* EXCERPTED RECORDS:
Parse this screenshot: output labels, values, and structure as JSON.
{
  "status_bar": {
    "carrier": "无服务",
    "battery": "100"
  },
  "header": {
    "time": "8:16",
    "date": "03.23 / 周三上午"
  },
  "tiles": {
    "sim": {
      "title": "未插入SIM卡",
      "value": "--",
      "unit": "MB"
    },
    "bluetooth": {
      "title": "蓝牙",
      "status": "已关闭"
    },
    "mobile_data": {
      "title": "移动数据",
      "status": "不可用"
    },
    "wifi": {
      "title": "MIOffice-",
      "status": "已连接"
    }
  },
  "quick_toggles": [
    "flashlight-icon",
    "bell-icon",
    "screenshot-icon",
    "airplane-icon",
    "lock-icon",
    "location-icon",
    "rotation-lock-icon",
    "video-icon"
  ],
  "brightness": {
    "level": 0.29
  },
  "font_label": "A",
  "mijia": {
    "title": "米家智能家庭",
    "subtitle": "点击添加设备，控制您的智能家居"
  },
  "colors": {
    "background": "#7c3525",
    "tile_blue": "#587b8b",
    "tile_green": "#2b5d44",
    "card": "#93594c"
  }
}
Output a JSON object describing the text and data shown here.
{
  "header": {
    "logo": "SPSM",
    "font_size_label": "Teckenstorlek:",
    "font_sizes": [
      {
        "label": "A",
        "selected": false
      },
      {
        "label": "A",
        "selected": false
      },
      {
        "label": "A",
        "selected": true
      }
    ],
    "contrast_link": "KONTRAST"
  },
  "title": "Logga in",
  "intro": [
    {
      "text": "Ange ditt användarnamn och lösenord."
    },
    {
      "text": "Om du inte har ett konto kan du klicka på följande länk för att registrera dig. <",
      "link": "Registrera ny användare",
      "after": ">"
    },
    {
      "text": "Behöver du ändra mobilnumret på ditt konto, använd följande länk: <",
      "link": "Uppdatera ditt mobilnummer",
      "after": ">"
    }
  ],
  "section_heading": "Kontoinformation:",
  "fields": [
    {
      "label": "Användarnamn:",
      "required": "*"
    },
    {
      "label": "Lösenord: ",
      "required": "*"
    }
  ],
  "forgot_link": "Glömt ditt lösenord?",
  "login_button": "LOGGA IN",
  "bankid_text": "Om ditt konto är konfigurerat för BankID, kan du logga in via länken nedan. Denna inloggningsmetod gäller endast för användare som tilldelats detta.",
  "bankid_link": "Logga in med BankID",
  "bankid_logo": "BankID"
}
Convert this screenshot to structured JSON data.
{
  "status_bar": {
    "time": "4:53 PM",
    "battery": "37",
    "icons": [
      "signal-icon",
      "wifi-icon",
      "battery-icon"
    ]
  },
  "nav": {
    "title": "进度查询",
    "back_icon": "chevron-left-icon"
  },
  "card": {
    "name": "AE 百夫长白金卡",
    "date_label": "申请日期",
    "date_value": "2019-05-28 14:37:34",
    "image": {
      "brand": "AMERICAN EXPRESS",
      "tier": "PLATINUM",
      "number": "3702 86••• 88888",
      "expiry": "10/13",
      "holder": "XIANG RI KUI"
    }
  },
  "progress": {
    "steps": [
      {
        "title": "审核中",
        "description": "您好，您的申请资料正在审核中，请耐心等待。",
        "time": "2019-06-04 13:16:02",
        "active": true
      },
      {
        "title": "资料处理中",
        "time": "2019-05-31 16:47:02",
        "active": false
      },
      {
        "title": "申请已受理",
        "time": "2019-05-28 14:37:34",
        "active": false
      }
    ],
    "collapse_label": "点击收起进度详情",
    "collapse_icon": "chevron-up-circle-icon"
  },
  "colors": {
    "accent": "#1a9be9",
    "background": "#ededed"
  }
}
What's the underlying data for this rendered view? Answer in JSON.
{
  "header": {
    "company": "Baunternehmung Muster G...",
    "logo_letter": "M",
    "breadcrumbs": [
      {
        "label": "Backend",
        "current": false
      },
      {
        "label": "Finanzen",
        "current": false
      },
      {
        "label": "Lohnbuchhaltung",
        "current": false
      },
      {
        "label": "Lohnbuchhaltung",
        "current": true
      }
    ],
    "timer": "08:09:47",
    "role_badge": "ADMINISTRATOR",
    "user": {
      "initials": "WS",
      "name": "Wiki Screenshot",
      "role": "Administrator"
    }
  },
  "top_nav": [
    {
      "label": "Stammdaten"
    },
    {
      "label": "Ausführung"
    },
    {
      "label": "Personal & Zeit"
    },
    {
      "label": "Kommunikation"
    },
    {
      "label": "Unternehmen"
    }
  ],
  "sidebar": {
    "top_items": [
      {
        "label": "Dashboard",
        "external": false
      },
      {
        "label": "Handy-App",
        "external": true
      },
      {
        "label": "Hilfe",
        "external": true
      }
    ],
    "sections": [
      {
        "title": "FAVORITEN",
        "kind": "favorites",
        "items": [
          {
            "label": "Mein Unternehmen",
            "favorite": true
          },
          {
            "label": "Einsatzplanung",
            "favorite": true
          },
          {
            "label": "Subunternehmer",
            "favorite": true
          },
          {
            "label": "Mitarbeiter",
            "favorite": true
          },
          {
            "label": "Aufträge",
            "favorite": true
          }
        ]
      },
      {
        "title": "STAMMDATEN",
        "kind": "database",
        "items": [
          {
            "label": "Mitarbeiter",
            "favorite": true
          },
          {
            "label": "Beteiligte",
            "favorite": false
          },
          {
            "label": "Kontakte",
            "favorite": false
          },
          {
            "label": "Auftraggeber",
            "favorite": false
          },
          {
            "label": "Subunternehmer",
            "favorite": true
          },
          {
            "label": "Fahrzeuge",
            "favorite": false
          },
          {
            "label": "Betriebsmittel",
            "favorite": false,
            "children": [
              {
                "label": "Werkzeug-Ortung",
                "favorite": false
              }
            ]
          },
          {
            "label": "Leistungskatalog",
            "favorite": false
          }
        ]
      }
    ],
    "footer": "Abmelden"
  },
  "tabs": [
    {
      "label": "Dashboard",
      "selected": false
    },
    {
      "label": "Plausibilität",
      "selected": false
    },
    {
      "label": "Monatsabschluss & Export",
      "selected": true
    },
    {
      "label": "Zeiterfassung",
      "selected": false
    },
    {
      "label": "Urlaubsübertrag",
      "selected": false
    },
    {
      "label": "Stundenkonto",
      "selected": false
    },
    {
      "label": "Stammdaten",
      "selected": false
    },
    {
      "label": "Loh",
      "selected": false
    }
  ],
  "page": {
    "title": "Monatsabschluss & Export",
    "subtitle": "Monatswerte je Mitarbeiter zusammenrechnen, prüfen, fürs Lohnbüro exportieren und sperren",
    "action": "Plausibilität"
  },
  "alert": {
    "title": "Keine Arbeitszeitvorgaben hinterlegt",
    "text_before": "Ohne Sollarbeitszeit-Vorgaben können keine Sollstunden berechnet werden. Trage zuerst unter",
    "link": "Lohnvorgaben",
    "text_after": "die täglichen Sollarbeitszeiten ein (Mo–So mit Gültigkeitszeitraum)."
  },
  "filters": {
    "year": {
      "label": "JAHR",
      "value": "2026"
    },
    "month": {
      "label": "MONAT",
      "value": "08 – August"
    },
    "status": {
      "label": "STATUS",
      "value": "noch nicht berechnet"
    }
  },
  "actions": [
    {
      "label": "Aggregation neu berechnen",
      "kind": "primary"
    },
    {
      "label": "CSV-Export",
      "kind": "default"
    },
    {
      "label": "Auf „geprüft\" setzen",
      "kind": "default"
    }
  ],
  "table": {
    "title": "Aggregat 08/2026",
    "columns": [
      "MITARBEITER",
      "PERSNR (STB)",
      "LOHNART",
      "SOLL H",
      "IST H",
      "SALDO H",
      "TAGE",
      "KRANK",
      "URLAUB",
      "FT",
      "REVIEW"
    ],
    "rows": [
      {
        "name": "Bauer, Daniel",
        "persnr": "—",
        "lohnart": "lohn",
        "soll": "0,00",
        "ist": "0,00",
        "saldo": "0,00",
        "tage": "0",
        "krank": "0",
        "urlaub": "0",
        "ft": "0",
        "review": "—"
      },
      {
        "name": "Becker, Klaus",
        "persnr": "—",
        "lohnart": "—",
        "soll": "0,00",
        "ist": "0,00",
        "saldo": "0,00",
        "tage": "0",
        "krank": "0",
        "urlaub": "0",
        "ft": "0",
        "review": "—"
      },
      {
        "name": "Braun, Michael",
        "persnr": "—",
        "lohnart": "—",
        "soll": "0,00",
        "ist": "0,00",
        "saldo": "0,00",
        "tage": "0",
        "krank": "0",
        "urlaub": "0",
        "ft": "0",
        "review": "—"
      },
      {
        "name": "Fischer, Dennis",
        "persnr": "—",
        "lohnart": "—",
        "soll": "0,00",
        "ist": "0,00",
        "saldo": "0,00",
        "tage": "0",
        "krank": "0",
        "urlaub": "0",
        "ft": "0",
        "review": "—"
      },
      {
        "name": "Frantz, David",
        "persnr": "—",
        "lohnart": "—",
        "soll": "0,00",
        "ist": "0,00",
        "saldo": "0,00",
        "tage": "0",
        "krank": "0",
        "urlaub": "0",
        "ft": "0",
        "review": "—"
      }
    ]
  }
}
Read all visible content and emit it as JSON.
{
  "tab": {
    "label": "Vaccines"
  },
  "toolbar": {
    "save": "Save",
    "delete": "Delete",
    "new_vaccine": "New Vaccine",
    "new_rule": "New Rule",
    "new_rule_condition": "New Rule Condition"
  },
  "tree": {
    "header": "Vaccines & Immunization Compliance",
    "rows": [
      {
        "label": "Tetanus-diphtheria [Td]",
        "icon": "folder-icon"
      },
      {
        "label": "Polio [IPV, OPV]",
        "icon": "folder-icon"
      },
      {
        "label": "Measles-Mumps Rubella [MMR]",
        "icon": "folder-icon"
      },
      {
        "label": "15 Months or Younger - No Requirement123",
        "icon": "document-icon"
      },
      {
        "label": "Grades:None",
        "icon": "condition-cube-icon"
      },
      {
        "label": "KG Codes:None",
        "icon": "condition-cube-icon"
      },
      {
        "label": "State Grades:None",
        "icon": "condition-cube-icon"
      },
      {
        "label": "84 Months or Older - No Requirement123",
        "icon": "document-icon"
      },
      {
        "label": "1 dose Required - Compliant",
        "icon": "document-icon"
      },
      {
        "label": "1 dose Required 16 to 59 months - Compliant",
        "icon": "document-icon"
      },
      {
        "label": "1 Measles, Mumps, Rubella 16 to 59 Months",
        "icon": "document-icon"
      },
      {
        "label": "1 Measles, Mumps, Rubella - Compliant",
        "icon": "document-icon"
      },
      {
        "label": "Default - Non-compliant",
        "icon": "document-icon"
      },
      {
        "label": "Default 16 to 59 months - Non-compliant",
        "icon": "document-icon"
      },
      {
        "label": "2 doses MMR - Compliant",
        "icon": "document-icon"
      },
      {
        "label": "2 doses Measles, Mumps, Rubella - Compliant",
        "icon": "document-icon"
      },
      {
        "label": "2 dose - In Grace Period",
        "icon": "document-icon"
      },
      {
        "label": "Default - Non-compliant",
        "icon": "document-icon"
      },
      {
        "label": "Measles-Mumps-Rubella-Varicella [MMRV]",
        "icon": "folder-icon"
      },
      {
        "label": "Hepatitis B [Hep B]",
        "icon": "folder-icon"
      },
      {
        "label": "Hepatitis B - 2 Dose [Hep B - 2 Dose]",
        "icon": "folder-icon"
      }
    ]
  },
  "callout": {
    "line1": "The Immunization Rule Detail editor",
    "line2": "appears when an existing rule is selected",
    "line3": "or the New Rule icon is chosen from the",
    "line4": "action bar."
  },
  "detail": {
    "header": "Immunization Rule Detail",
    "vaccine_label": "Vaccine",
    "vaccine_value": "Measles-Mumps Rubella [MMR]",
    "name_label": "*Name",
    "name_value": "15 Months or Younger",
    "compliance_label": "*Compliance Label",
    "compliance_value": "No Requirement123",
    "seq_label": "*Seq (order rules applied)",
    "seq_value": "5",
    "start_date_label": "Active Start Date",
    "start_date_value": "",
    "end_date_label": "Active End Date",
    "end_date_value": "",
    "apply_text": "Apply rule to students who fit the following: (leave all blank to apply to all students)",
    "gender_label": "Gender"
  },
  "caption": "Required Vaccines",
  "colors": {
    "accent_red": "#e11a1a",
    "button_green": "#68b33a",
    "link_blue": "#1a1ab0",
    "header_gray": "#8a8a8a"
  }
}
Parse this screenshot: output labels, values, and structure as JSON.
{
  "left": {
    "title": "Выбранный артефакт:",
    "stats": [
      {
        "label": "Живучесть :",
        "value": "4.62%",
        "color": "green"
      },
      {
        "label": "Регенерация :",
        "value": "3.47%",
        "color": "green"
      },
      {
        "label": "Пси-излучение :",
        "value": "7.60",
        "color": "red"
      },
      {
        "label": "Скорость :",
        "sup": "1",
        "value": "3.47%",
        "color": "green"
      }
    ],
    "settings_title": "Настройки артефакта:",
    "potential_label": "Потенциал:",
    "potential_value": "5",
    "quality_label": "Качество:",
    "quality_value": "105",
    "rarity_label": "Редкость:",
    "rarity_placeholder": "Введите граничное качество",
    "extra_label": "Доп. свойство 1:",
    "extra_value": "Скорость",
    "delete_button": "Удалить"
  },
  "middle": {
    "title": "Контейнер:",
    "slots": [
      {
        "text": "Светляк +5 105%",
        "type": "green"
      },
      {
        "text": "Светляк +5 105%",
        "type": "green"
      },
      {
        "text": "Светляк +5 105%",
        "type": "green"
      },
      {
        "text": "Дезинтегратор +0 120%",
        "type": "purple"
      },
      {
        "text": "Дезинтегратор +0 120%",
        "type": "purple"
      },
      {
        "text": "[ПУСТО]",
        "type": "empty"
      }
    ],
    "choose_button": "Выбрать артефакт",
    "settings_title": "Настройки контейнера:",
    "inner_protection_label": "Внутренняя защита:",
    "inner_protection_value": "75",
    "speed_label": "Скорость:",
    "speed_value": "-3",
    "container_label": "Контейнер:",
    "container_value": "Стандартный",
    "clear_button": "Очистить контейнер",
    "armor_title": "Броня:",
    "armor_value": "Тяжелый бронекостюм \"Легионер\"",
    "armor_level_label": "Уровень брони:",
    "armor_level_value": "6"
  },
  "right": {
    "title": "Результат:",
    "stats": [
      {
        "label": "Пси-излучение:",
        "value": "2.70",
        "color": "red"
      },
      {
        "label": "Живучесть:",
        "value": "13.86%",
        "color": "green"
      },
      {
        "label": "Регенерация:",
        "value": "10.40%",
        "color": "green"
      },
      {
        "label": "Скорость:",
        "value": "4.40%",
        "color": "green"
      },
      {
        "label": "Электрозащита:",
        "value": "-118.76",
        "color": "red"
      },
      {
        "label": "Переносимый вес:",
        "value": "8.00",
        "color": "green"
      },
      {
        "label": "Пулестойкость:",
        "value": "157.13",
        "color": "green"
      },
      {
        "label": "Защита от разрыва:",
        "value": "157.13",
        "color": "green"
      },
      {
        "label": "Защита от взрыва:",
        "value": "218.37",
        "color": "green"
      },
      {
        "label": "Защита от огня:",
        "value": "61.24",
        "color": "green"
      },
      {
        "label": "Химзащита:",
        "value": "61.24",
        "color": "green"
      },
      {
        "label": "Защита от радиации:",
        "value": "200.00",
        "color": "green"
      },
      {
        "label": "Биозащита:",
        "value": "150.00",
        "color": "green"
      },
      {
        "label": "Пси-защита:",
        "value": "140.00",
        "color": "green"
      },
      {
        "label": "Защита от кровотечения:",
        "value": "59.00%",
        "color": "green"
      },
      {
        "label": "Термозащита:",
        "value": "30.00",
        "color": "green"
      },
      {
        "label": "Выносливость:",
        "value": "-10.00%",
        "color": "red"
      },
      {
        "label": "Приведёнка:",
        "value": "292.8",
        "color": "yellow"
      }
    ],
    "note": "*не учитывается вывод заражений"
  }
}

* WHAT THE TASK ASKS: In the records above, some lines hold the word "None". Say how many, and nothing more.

* REPLY TO THE EXERCISE: 3